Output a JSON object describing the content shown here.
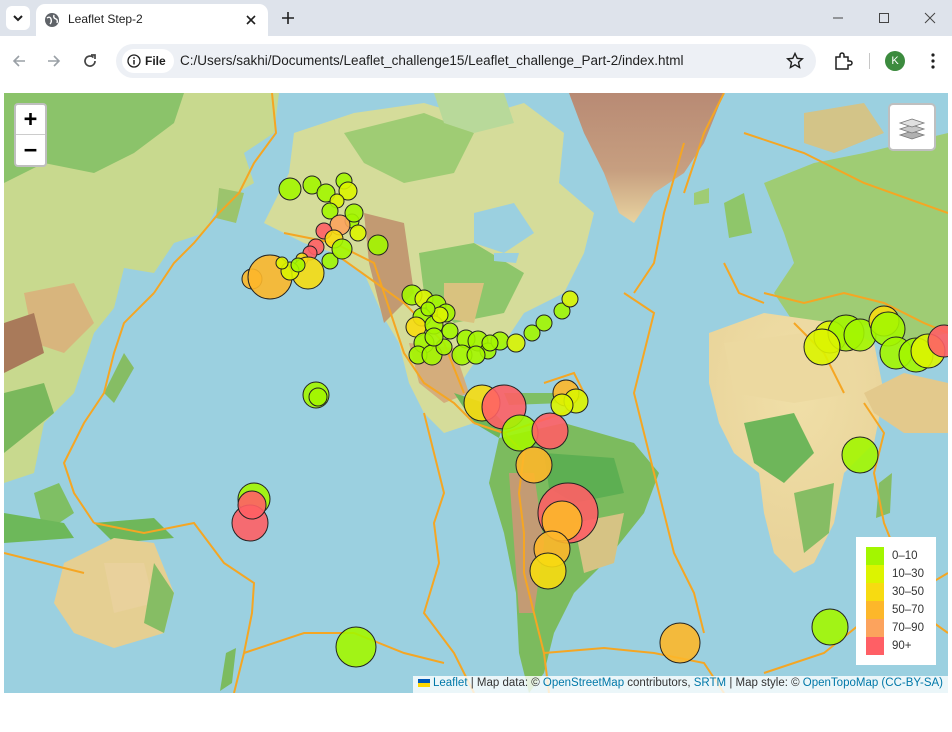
{
  "browser": {
    "tab_title": "Leaflet Step-2",
    "url": "C:/Users/sakhi/Documents/Leaflet_challenge15/Leaflet_challenge_Part-2/index.html",
    "security_chip_label": "File",
    "profile_initial": "K"
  },
  "map": {
    "zoom_in_label": "+",
    "zoom_out_label": "−",
    "legend": [
      {
        "label": "0–10",
        "color": "#a3f600"
      },
      {
        "label": "10–30",
        "color": "#dcf400"
      },
      {
        "label": "30–50",
        "color": "#f7db11"
      },
      {
        "label": "50–70",
        "color": "#fdb72a"
      },
      {
        "label": "70–90",
        "color": "#fca35d"
      },
      {
        "label": "90+",
        "color": "#ff5f65"
      }
    ],
    "attribution": {
      "leaflet": "Leaflet",
      "sep1": " | Map data: © ",
      "osm": "OpenStreetMap",
      "contributors": " contributors, ",
      "srtm": "SRTM",
      "style": " | Map style: © ",
      "otm": "OpenTopoMap (CC-BY-SA)"
    },
    "colors": {
      "ocean": "#9bd0e0",
      "plate_boundary": "#f5a623",
      "quake_0_10": "#a3f600",
      "quake_10_30": "#dcf400",
      "quake_30_50": "#f7db11",
      "quake_50_70": "#fdb72a",
      "quake_70_90": "#fca35d",
      "quake_90_plus": "#ff5f65"
    }
  }
}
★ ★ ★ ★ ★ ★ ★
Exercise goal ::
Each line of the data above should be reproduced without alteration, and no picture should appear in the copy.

Result ::
Output a JSON object describing the content shown here.
{
  "browser": {
    "tab_title": "Leaflet Step-2",
    "url": "C:/Users/sakhi/Documents/Leaflet_challenge15/Leaflet_challenge_Part-2/index.html",
    "security_chip_label": "File",
    "profile_initial": "K"
  },
  "map": {
    "zoom_in_label": "+",
    "zoom_out_label": "−",
    "legend": [
      {
        "label": "0–10",
        "color": "#a3f600"
      },
      {
        "label": "10–30",
        "color": "#dcf400"
      },
      {
        "label": "30–50",
        "color": "#f7db11"
      },
      {
        "label": "50–70",
        "color": "#fdb72a"
      },
      {
        "label": "70–90",
        "color": "#fca35d"
      },
      {
        "label": "90+",
        "color": "#ff5f65"
      }
    ],
    "attribution": {
      "leaflet": "Leaflet",
      "sep1": " | Map data: © ",
      "osm": "OpenStreetMap",
      "contributors": " contributors, ",
      "srtm": "SRTM",
      "style": " | Map style: © ",
      "otm": "OpenTopoMap (CC-BY-SA)"
    },
    "colors": {
      "ocean": "#9bd0e0",
      "plate_boundary": "#f5a623",
      "quake_0_10": "#a3f600",
      "quake_10_30": "#dcf400",
      "quake_30_50": "#f7db11",
      "quake_50_70": "#fdb72a",
      "quake_70_90": "#fca35d",
      "quake_90_plus": "#ff5f65"
    }
  }
}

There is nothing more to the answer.